= Beginning of Section =

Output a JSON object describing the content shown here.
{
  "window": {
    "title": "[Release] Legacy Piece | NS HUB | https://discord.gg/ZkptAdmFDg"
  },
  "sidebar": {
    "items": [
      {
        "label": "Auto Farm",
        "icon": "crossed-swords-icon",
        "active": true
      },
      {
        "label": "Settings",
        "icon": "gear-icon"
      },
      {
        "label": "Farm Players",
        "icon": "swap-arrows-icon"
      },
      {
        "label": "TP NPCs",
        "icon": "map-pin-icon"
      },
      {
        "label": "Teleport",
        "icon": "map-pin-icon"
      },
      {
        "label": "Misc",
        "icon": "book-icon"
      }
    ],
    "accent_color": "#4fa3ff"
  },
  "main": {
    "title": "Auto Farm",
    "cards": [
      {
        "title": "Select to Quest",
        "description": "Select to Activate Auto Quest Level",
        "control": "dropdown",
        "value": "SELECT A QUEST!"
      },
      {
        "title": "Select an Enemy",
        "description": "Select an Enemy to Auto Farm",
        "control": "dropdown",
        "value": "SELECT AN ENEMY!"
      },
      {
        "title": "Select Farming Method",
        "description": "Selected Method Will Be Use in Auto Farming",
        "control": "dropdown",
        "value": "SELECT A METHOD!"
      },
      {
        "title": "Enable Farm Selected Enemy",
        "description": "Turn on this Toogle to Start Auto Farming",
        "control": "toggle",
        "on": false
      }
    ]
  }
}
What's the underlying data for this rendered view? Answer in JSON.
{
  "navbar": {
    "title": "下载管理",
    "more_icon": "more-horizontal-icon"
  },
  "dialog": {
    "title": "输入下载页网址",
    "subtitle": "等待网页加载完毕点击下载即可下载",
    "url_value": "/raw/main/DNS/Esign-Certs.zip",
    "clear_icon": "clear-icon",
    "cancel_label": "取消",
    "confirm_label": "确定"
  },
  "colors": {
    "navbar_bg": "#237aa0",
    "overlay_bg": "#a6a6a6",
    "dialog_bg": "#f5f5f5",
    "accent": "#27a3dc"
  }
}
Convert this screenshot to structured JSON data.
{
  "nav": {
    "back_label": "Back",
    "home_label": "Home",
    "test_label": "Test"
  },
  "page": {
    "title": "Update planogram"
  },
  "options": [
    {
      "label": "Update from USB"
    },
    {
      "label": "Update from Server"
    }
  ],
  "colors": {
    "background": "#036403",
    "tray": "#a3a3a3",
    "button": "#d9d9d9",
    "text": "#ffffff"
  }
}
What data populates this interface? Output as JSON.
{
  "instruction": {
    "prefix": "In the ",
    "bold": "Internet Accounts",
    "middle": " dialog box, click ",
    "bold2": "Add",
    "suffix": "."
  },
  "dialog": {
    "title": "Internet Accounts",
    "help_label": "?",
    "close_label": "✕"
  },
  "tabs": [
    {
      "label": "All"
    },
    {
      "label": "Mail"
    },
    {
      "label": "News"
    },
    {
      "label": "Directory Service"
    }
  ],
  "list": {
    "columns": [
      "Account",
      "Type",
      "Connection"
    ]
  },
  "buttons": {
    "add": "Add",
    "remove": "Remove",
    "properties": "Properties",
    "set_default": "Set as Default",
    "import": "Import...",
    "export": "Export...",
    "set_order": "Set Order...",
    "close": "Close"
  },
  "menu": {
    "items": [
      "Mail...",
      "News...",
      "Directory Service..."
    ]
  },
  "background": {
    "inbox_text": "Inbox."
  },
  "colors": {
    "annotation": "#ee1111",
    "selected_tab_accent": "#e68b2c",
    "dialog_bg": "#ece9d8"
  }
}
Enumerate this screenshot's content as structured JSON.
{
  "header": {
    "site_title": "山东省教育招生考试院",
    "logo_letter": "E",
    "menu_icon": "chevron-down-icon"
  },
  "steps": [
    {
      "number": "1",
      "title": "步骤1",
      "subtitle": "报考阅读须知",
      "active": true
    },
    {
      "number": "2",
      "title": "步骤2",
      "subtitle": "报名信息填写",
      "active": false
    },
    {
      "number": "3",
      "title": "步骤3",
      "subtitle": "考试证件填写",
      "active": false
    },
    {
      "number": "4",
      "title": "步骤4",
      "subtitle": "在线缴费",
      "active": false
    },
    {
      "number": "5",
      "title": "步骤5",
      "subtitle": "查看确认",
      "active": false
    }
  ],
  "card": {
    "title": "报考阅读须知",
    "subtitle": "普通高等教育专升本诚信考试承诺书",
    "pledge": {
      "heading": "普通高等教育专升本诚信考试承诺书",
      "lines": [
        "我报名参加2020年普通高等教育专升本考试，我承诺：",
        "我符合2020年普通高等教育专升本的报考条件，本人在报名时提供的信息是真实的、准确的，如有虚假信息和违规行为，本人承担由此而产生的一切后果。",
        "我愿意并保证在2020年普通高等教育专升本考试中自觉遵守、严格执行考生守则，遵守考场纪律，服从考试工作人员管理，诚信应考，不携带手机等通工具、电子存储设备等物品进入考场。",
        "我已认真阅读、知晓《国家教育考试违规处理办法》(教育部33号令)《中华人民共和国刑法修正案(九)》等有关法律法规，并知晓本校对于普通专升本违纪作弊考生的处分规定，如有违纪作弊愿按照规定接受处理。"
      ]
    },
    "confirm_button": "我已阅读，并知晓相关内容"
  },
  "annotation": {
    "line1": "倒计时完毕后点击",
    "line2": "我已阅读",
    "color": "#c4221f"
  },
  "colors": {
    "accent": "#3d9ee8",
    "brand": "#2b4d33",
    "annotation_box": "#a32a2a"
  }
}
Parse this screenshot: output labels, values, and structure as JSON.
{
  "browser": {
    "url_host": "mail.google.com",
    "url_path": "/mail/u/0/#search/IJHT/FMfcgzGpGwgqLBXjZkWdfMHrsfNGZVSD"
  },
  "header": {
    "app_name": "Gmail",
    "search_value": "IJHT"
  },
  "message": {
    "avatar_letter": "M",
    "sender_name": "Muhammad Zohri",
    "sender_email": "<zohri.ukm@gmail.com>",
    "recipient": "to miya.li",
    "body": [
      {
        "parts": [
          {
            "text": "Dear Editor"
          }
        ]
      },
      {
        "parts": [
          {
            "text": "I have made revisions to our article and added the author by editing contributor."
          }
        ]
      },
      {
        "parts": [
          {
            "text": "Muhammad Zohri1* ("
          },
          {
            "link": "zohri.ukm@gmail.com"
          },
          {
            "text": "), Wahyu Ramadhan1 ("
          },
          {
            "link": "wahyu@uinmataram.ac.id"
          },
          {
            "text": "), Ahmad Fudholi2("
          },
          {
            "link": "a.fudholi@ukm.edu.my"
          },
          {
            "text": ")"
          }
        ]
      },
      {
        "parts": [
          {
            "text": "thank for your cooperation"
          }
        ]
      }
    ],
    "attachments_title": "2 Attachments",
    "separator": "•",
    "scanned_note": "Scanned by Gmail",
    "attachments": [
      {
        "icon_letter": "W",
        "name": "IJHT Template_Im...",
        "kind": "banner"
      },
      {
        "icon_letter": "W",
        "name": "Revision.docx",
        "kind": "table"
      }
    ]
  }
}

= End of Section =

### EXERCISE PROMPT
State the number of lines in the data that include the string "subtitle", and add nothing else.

### RESPONSE
7